AIM OF THE EXERCISE → Nothing in the data should change when you return it, but leave the pictures out.
RECORDS FOR THIS TASK Start Marker
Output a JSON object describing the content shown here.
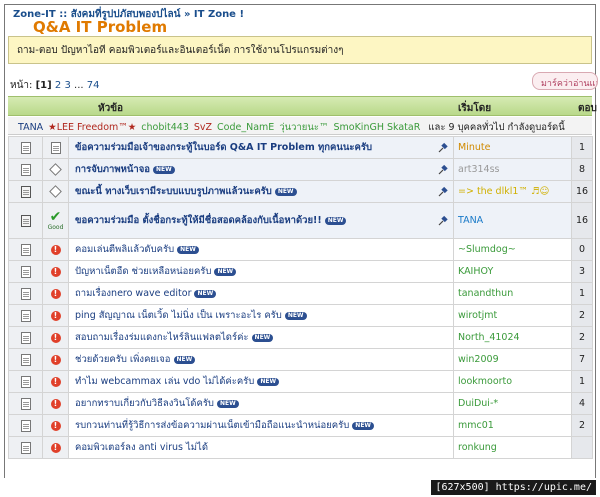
{
  "breadcrumb": {
    "root": "Zone-IT",
    "sep1": "::",
    "community": "สังคมที่รูปปภัสบพองปไลน์",
    "sep2": "»",
    "section": "IT Zone !"
  },
  "forum": {
    "title": "Q&A IT Problem",
    "description": "ถาม-ตอบ ปัญหาไอที คอมพิวเตอร์และอินเตอร์เน็ต การใช้งานโปรแกรมต่างๆ"
  },
  "pager": {
    "label": "หน้า:",
    "current": "[1]",
    "pages": [
      "2",
      "3"
    ],
    "ellipsis": "...",
    "last": "74"
  },
  "mark_read_label": "มาร์คว่าอ่านแล้ว",
  "table_header": {
    "subject": "หัวข้อ",
    "started_by": "เริ่มโดย",
    "replies": "ตอบ"
  },
  "viewers": {
    "users": [
      {
        "name": "TANA",
        "color": "#1a3d80"
      },
      {
        "name": "★LEE Freedom™★",
        "color": "#b0281e"
      },
      {
        "name": "chobit443",
        "color": "#3a9a3a"
      },
      {
        "name": "SvZ",
        "color": "#b0281e"
      },
      {
        "name": "Code_NamE",
        "color": "#3a9a3a"
      },
      {
        "name": "วุ่นวายนะ™",
        "color": "#3a9a3a"
      },
      {
        "name": "SmoKinGH SkataR",
        "color": "#3a9a3a"
      }
    ],
    "suffix": "และ 9 บุคคลทั่วไป กำลังดูบอร์ดนี้"
  },
  "new_badge": "NEW",
  "good_label": "Good",
  "topics": [
    {
      "title": "ข้อความร่วมมือเจ้าของกระทู้ในบอร์ด Q&A IT Problem ทุกคนนะครับ",
      "starter": "Minute",
      "starter_color": "#d08a00",
      "replies": "1",
      "sticky": true,
      "pinned": true,
      "new": false,
      "icon": "doc",
      "status": "note"
    },
    {
      "title": "การจับภาพหน้าจอ",
      "starter": "art314ss",
      "starter_color": "#999999",
      "replies": "8",
      "sticky": true,
      "pinned": true,
      "new": true,
      "icon": "doc",
      "status": "diamond"
    },
    {
      "title": "ขณะนี้ ทางเว็บเรามีระบบแบบรูปภาพแล้วนะครับ",
      "starter": "=> the dlkl1™ ♬☺",
      "starter_color": "#d0b000",
      "replies": "16",
      "sticky": true,
      "pinned": true,
      "new": true,
      "icon": "hot",
      "status": "diamond"
    },
    {
      "title": "ขอความร่วมมือ ตั้งชื่อกระทู้ให้มีชื่อสอดคล้องกับเนื้อหาด้วย!!",
      "starter": "TANA",
      "starter_color": "#1a7ac8",
      "replies": "16",
      "sticky": true,
      "pinned": true,
      "new": true,
      "icon": "hot",
      "status": "good",
      "tall": true
    },
    {
      "title": "คอมเล่นตีพลิแล้วดับครับ",
      "starter": "~Slumdog~",
      "starter_color": "#3a9a3a",
      "replies": "0",
      "sticky": false,
      "pinned": false,
      "new": true,
      "icon": "doc",
      "status": "bang"
    },
    {
      "title": "ปัญหาเน็ตอืด ช่วยเหลือหน่อยครับ",
      "starter": "KAIHOY",
      "starter_color": "#3a9a3a",
      "replies": "3",
      "sticky": false,
      "pinned": false,
      "new": true,
      "icon": "doc",
      "status": "bang"
    },
    {
      "title": "ถามเรื่องnero wave editor",
      "starter": "tanandthun",
      "starter_color": "#3a9a3a",
      "replies": "1",
      "sticky": false,
      "pinned": false,
      "new": true,
      "icon": "doc",
      "status": "bang"
    },
    {
      "title": "ping สัญญาณ เน็ตเวิ้ด ไม่นิ่ง เป็น เพราะอะไร ครับ",
      "starter": "wirotjmt",
      "starter_color": "#3a9a3a",
      "replies": "2",
      "sticky": false,
      "pinned": false,
      "new": true,
      "icon": "doc",
      "status": "bang"
    },
    {
      "title": "สอบถามเรื่องร่มแดงกะไหร์ลินแฟลตไดร์ค่ะ",
      "starter": "North_41024",
      "starter_color": "#3a9a3a",
      "replies": "2",
      "sticky": false,
      "pinned": false,
      "new": true,
      "icon": "doc",
      "status": "bang"
    },
    {
      "title": "ช่วยด้วยครับ เพิ่งคยเจอ",
      "starter": "win2009",
      "starter_color": "#3a9a3a",
      "replies": "7",
      "sticky": false,
      "pinned": false,
      "new": true,
      "icon": "doc",
      "status": "bang"
    },
    {
      "title": "ทำไม webcammax เล่น vdo ไม่ได้ค่ะครับ",
      "starter": "lookmoorto",
      "starter_color": "#3a9a3a",
      "replies": "1",
      "sticky": false,
      "pinned": false,
      "new": true,
      "icon": "doc",
      "status": "bang"
    },
    {
      "title": "อยากทราบเกี่ยวกับวิธีลงวินโด้ครับ",
      "starter": "DuiDui-*",
      "starter_color": "#3a9a3a",
      "replies": "4",
      "sticky": false,
      "pinned": false,
      "new": true,
      "icon": "doc",
      "status": "bang"
    },
    {
      "title": "รบกวนท่านที่รู้วิธีการส่งข้อความผ่านเน็ตเข้ามือถือแนะนำหน่อยครับ",
      "starter": "mmc01",
      "starter_color": "#3a9a3a",
      "replies": "2",
      "sticky": false,
      "pinned": false,
      "new": true,
      "icon": "doc",
      "status": "bang"
    },
    {
      "title": "คอมพิวเตอร์ลง anti virus ไม่ได้",
      "starter": "ronkung",
      "starter_color": "#3a9a3a",
      "replies": "",
      "sticky": false,
      "pinned": false,
      "new": false,
      "icon": "doc",
      "status": "bang"
    }
  ],
  "watermark": "[627x500] https://upic.me/"
}
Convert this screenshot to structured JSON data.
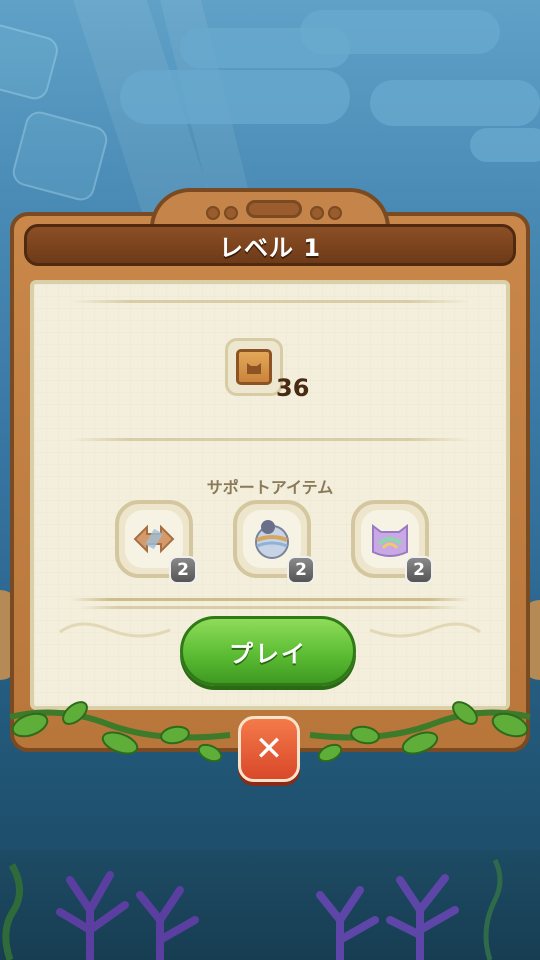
{
  "dialog": {
    "title": "レベル 1",
    "goal": {
      "icon": "wooden-crate-icon",
      "count": "36"
    },
    "support_label": "サポートアイテム",
    "items": [
      {
        "icon": "arrow-swap-icon",
        "count": "2"
      },
      {
        "icon": "bomb-ball-icon",
        "count": "2"
      },
      {
        "icon": "rainbow-cat-icon",
        "count": "2"
      }
    ],
    "play_label": "プレイ",
    "close_icon": "close-icon"
  },
  "colors": {
    "frame_wood": "#c5854a",
    "title_bar": "#7a4220",
    "paper": "#f3efdc",
    "play_green": "#5cbd33",
    "close_red": "#e0552f"
  }
}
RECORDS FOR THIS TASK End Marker
SOLUTION TO THE EXERCISE →
Output a JSON object describing the content shown here.
{
  "breadcrumb": {
    "root": "Zone-IT",
    "sep1": "::",
    "community": "สังคมที่รูปปภัสบพองปไลน์",
    "sep2": "»",
    "section": "IT Zone !"
  },
  "forum": {
    "title": "Q&A IT Problem",
    "description": "ถาม-ตอบ ปัญหาไอที คอมพิวเตอร์และอินเตอร์เน็ต การใช้งานโปรแกรมต่างๆ"
  },
  "pager": {
    "label": "หน้า:",
    "current": "[1]",
    "pages": [
      "2",
      "3"
    ],
    "ellipsis": "...",
    "last": "74"
  },
  "mark_read_label": "มาร์คว่าอ่านแล้ว",
  "table_header": {
    "subject": "หัวข้อ",
    "started_by": "เริ่มโดย",
    "replies": "ตอบ"
  },
  "viewers": {
    "users": [
      {
        "name": "TANA",
        "color": "#1a3d80"
      },
      {
        "name": "★LEE Freedom™★",
        "color": "#b0281e"
      },
      {
        "name": "chobit443",
        "color": "#3a9a3a"
      },
      {
        "name": "SvZ",
        "color": "#b0281e"
      },
      {
        "name": "Code_NamE",
        "color": "#3a9a3a"
      },
      {
        "name": "วุ่นวายนะ™",
        "color": "#3a9a3a"
      },
      {
        "name": "SmoKinGH SkataR",
        "color": "#3a9a3a"
      }
    ],
    "suffix": "และ 9 บุคคลทั่วไป กำลังดูบอร์ดนี้"
  },
  "new_badge": "NEW",
  "good_label": "Good",
  "topics": [
    {
      "title": "ข้อความร่วมมือเจ้าของกระทู้ในบอร์ด Q&A IT Problem ทุกคนนะครับ",
      "starter": "Minute",
      "starter_color": "#d08a00",
      "replies": "1",
      "sticky": true,
      "pinned": true,
      "new": false,
      "icon": "doc",
      "status": "note"
    },
    {
      "title": "การจับภาพหน้าจอ",
      "starter": "art314ss",
      "starter_color": "#999999",
      "replies": "8",
      "sticky": true,
      "pinned": true,
      "new": true,
      "icon": "doc",
      "status": "diamond"
    },
    {
      "title": "ขณะนี้ ทางเว็บเรามีระบบแบบรูปภาพแล้วนะครับ",
      "starter": "=> the dlkl1™ ♬☺",
      "starter_color": "#d0b000",
      "replies": "16",
      "sticky": true,
      "pinned": true,
      "new": true,
      "icon": "hot",
      "status": "diamond"
    },
    {
      "title": "ขอความร่วมมือ ตั้งชื่อกระทู้ให้มีชื่อสอดคล้องกับเนื้อหาด้วย!!",
      "starter": "TANA",
      "starter_color": "#1a7ac8",
      "replies": "16",
      "sticky": true,
      "pinned": true,
      "new": true,
      "icon": "hot",
      "status": "good",
      "tall": true
    },
    {
      "title": "คอมเล่นตีพลิแล้วดับครับ",
      "starter": "~Slumdog~",
      "starter_color": "#3a9a3a",
      "replies": "0",
      "sticky": false,
      "pinned": false,
      "new": true,
      "icon": "doc",
      "status": "bang"
    },
    {
      "title": "ปัญหาเน็ตอืด ช่วยเหลือหน่อยครับ",
      "starter": "KAIHOY",
      "starter_color": "#3a9a3a",
      "replies": "3",
      "sticky": false,
      "pinned": false,
      "new": true,
      "icon": "doc",
      "status": "bang"
    },
    {
      "title": "ถามเรื่องnero wave editor",
      "starter": "tanandthun",
      "starter_color": "#3a9a3a",
      "replies": "1",
      "sticky": false,
      "pinned": false,
      "new": true,
      "icon": "doc",
      "status": "bang"
    },
    {
      "title": "ping สัญญาณ เน็ตเวิ้ด ไม่นิ่ง เป็น เพราะอะไร ครับ",
      "starter": "wirotjmt",
      "starter_color": "#3a9a3a",
      "replies": "2",
      "sticky": false,
      "pinned": false,
      "new": true,
      "icon": "doc",
      "status": "bang"
    },
    {
      "title": "สอบถามเรื่องร่มแดงกะไหร์ลินแฟลตไดร์ค่ะ",
      "starter": "North_41024",
      "starter_color": "#3a9a3a",
      "replies": "2",
      "sticky": false,
      "pinned": false,
      "new": true,
      "icon": "doc",
      "status": "bang"
    },
    {
      "title": "ช่วยด้วยครับ เพิ่งคยเจอ",
      "starter": "win2009",
      "starter_color": "#3a9a3a",
      "replies": "7",
      "sticky": false,
      "pinned": false,
      "new": true,
      "icon": "doc",
      "status": "bang"
    },
    {
      "title": "ทำไม webcammax เล่น vdo ไม่ได้ค่ะครับ",
      "starter": "lookmoorto",
      "starter_color": "#3a9a3a",
      "replies": "1",
      "sticky": false,
      "pinned": false,
      "new": true,
      "icon": "doc",
      "status": "bang"
    },
    {
      "title": "อยากทราบเกี่ยวกับวิธีลงวินโด้ครับ",
      "starter": "DuiDui-*",
      "starter_color": "#3a9a3a",
      "replies": "4",
      "sticky": false,
      "pinned": false,
      "new": true,
      "icon": "doc",
      "status": "bang"
    },
    {
      "title": "รบกวนท่านที่รู้วิธีการส่งข้อความผ่านเน็ตเข้ามือถือแนะนำหน่อยครับ",
      "starter": "mmc01",
      "starter_color": "#3a9a3a",
      "replies": "2",
      "sticky": false,
      "pinned": false,
      "new": true,
      "icon": "doc",
      "status": "bang"
    },
    {
      "title": "คอมพิวเตอร์ลง anti virus ไม่ได้",
      "starter": "ronkung",
      "starter_color": "#3a9a3a",
      "replies": "",
      "sticky": false,
      "pinned": false,
      "new": false,
      "icon": "doc",
      "status": "bang"
    }
  ],
  "watermark": "[627x500] https://upic.me/"
}
Convert this screenshot to structured JSON data.
{
  "dialog": {
    "title": "レベル 1",
    "goal": {
      "icon": "wooden-crate-icon",
      "count": "36"
    },
    "support_label": "サポートアイテム",
    "items": [
      {
        "icon": "arrow-swap-icon",
        "count": "2"
      },
      {
        "icon": "bomb-ball-icon",
        "count": "2"
      },
      {
        "icon": "rainbow-cat-icon",
        "count": "2"
      }
    ],
    "play_label": "プレイ",
    "close_icon": "close-icon"
  },
  "colors": {
    "frame_wood": "#c5854a",
    "title_bar": "#7a4220",
    "paper": "#f3efdc",
    "play_green": "#5cbd33",
    "close_red": "#e0552f"
  }
}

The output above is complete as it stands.